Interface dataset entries
↓

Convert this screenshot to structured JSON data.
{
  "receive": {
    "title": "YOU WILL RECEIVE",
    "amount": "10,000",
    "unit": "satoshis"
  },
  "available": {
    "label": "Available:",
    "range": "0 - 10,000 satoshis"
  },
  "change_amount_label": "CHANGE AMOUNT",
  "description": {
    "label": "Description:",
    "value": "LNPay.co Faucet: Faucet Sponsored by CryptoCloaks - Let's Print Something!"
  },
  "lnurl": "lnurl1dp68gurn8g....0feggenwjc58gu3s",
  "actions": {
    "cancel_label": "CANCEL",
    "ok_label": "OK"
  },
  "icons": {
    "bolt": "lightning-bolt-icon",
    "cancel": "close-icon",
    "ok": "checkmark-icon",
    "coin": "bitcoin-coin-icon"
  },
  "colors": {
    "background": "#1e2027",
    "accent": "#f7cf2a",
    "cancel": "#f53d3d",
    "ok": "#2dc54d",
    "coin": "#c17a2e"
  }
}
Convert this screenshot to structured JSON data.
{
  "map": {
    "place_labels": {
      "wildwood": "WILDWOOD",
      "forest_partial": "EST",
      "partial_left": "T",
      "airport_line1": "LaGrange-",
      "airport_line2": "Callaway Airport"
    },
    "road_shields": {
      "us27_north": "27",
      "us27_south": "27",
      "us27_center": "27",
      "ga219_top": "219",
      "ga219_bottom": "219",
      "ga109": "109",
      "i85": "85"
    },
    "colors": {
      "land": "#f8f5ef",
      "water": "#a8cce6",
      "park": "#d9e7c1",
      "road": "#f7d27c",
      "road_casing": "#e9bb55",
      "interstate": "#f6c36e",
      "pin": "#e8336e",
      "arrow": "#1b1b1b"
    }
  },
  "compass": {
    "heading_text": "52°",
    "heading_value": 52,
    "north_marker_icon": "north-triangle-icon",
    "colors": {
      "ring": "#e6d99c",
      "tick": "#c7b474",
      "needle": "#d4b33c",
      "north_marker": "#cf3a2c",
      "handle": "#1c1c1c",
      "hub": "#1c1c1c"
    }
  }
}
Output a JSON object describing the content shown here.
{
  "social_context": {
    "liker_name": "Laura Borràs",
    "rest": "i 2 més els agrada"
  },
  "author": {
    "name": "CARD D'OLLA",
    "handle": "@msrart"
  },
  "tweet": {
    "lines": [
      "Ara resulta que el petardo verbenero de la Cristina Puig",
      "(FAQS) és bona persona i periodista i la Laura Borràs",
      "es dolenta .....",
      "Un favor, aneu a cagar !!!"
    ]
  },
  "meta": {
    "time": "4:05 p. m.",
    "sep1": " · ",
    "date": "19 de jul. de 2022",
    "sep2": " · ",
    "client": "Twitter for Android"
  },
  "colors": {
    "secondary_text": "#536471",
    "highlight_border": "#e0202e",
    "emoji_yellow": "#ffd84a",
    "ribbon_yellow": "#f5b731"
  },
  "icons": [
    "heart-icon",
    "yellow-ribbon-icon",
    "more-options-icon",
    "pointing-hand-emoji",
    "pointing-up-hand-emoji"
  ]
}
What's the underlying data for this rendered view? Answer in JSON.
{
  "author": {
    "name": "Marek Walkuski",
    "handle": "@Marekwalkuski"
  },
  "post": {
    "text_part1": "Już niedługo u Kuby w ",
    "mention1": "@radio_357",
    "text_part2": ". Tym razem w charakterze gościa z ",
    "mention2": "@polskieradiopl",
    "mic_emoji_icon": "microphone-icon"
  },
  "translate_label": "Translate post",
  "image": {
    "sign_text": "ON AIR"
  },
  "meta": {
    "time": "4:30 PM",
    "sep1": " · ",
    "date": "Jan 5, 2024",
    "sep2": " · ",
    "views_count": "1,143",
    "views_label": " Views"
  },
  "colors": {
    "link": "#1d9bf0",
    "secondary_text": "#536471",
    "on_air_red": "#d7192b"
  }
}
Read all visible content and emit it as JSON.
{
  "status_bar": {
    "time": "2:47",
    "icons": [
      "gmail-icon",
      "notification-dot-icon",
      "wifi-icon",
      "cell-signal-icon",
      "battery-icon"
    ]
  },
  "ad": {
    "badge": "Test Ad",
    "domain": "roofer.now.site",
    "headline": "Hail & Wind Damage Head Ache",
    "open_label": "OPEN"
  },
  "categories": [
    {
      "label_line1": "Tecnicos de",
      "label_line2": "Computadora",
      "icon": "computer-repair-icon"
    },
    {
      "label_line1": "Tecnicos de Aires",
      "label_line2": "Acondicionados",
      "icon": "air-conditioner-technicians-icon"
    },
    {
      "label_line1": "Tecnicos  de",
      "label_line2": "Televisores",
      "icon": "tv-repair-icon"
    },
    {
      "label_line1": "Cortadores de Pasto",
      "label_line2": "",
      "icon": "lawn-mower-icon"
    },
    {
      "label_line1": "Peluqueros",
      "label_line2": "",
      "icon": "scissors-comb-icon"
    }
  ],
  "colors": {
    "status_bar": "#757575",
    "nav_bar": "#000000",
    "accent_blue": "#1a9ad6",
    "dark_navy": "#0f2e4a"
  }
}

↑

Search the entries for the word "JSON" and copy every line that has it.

Convert this screenshot to structured JSON data.
Convert this screenshot to structured JSON data.
Output a JSON object describing the content shown here.
What's the underlying data for this rendered view? Answer in JSON.
Read all visible content and emit it as JSON.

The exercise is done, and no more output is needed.